The new piece was intriguing because it looked a bit like a giant horse with a mouth full of tiger’s teeth! Questions were soon being answered with the aid of technology.

mountain016_copy

IMG_0946_copy

Apparently, back in seventeen hundred and something or other, a lone Frenchman was wandering about in the general area. He claimed to have seen this monstrous creature with his own eyes and drew a picture.

IMG_0947_copy

The guy’s name was Paul Lucas and he wrote a lot of books in his time. Personally I think he’d been on the rakı because he described the creature as a giant ‘hyena’ and called it Datura stramonium, which was all a bit of wishful thinking because no-one had ever seen it before and no-one has seen it since. Until now that is because it is being resurrected under the hands of Durul Bey – I can tell you that J and I are really looking forward to our next visit.

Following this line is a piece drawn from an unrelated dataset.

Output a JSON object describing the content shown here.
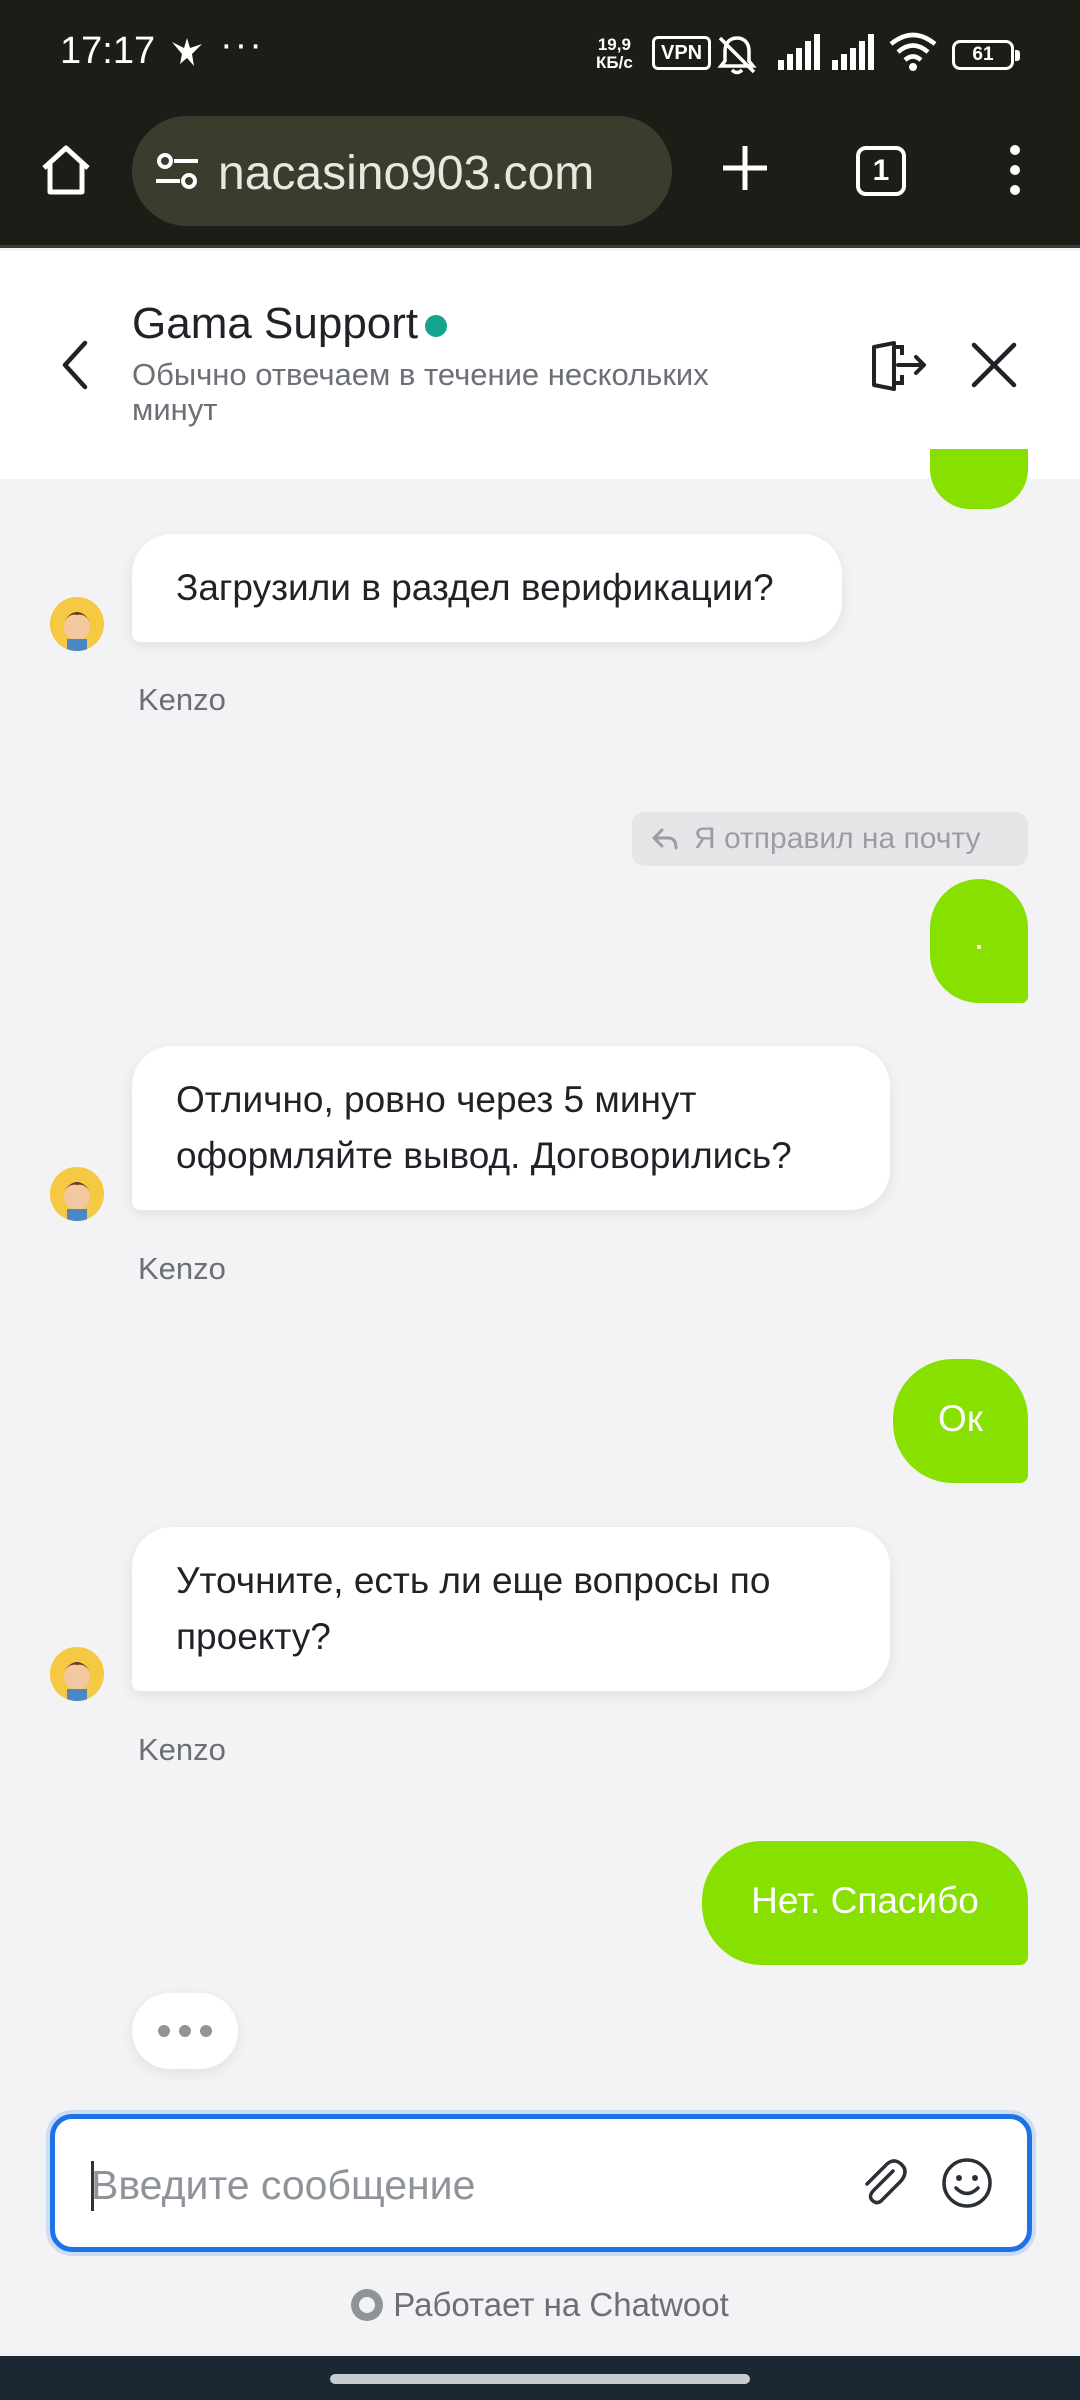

mountain022_copy
explaining the improbable

Durul then insisted on dropping everything to give our party an escorted trip around the project. Recently the project has been expanding its facilities to provide exhibition space and visitor area where healthy food, drinks and the projects wonderful organic products can be purchased to support the whole caboodle. Waiting to take pride of place are many of Durul’s latest creations. The way the pieces of wood are chosen to follow and mimic the muscle structure of each creature is uncanny – a bit of imagination (or a glass or two with lunch) could have you believing that at any moment they’ll spring into motion.

mountain032_copy
J with deer and shark
mountain034_copy
complete with all his accoutrements – the detail is amazing

mountain041_copy

So, there you have just a small sample of this amazing artist and his amazing creations – a taster that I hope will encourage you to visit and support the Lisinia Project.  As for me, I’m dreaming of commissioning Durul to create something that would look great atop the cairn in our garden hide-away.

09.07.2016010_copy

Now that really would be something to write home about!

Alan up in the mountains.